If you’ve decided you need a break from work, here are five ways you can do it.
1. Take a vacation
Taking a vacation clears your mind and helps you refocus. Often it’s also paid time off at work, which is a great way to take a break. You don’t have to worry about missing out on income, and the time away may be just what you needed. If you have a few weeks of vacation time stored up, consider taking it all at once to give yourself a well-deserved break you need.
Take a staycation
Even if you don’t travel, you can still take your vacation time at work. No rule states you must travel somewhere. Whether you stay home and just chill or you act like a tourist in your hometown, a staycation gives you time away from the office and allows you to refocus. Make sure you’re good to yourself if you choose a staycation. Include plenty of self-care and some fun too.
Use your sick days
If you’ve had enough but aren’t sure you’re ready to leave your job, consider using a day or two of your sick time. You’ll get paid for your time off while you have time to take care of yourself and figure out your next steps.
Take a stress break
If you don’t have vacation time, consider asking for a stress break. The Family Medical Leave Act allows most employees to take unpaid time off work. While you won’t get paid, if you need the time to take care of yourself, regroup, and think about your next steps, ask your employer about it - you should be able to take up to 12 weeks off unpaid. But if you have any sick days left, consider asking if you can use those up before taking FMLA.
Quit your job
If your job is ruining your mental health, physical health, and family life, you may be better off leaving the job and figuring out your next steps in the meantime. If you’re so stressed at work that you can’t think straight even when you come home, it’s impossible to plan your next steps, and quitting may be just what you need.
Take a break from work: 6 tips to prepare
Before you take a break from work, consider these tips to prepare financially.
1. Create a budget
If you don’t have a budget yet, create one and see how feasible it is to take a work break. If you won’t be paid, make sure you have the room in your budget to handle the change in income. Look at your income and spending and figure out where you may need to cut back or make changes so you can leave work.
2. Do you have an emergency fund?
An emergency fund is meant for times like this. If you did it right, you should have 6 - 12 months of expenses in a liquid account. There’s no problem if you have your bills already paid for the next year. You can focus on yourself and know your bills are paid.
3. Save more than an emergency fund
Life is unpredictable, and anything can happen at any moment. Your emergency fund should cover your regular expenses, but what if you have an unplanned emergency? How would you pay for a broken AC or hot water heater? You need to save more than your emergency fund - consider it a rainy day fund for those times when the unexpected occurs.
4. Pretend you only have one income
If you’re a dual household income thinking about going down to one, act like you only have one income. Take your income out of the picture and save it in another account. This can be the start or addition to your emergency fund while you figure out what you’re going to do. While you do this, make sure you can live off the other spouse’s income without any money coming from you.

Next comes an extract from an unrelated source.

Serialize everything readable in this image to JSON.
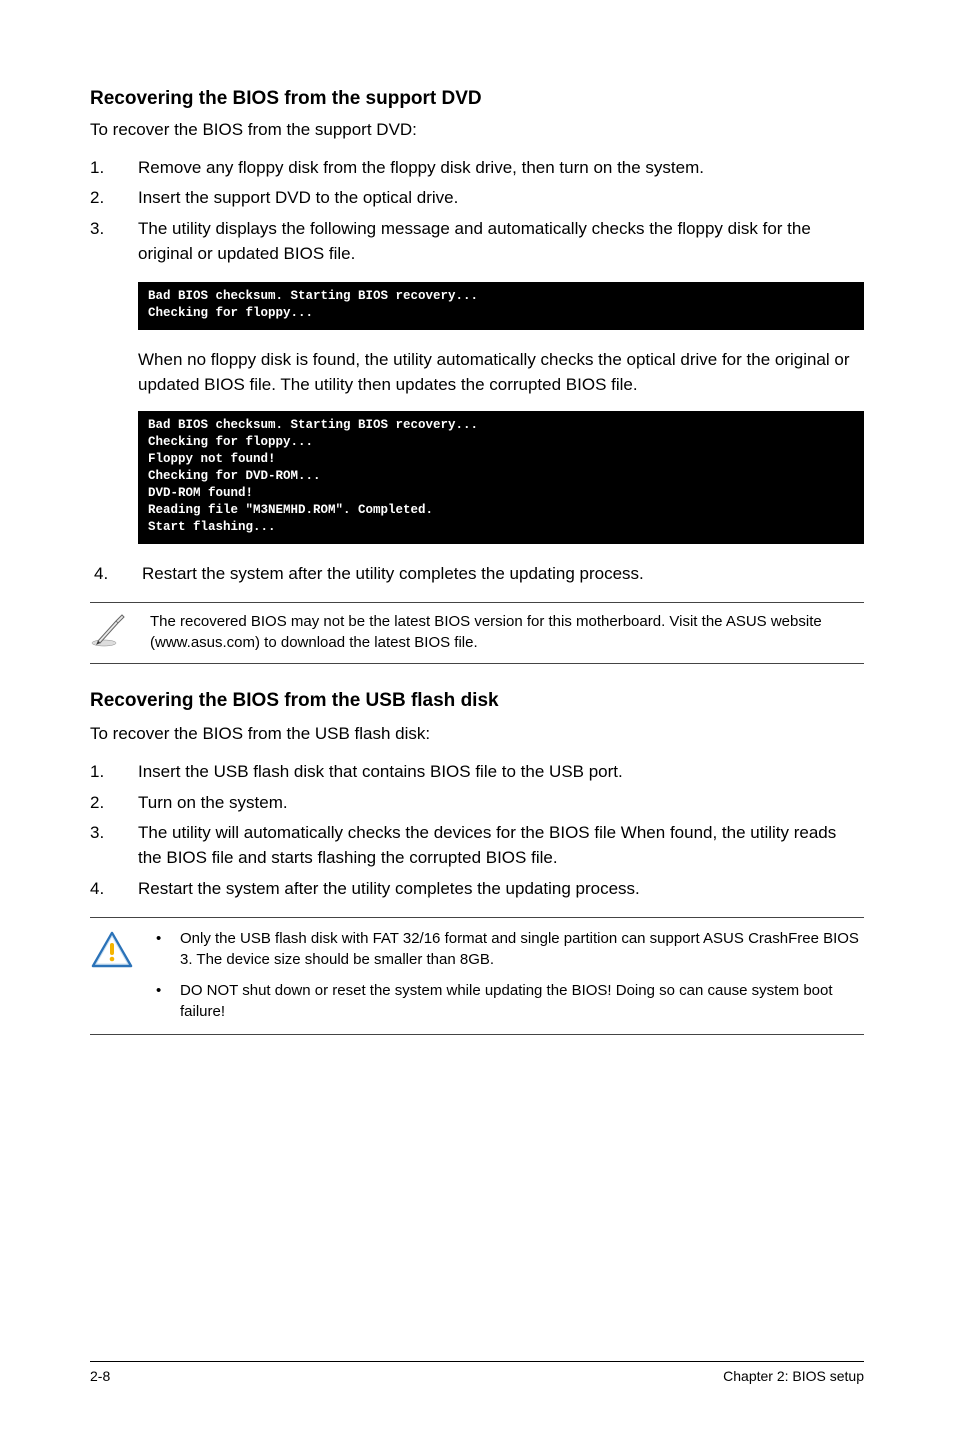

5. Don’t use credit cards
Live within your means and don’t use credit cards. If you can’t pay cash for something, you shouldn’t buy it. The interest of credit card debt compounds and this means a growing balance if you don't pay it off in full.
6. Start a side gig
Even though you’re not working your normal job doesn’t mean you can’t make money on the side. Pick up a fun side hustle and bank the money you earn. You may feel better knowing you’re bringing in some money, even if it doesn’t match your previous income.
You can take a break from work with a good plan
If your job is getting the best of you, it may be time to take a break from work. Before you do, you must think it through, plan financially, and think about your next steps. Whether you take a temporary break from work or you leave your career altogether, talk it through with your family and make sure you’ve planned well so you can take care of yourself and your finances through it all.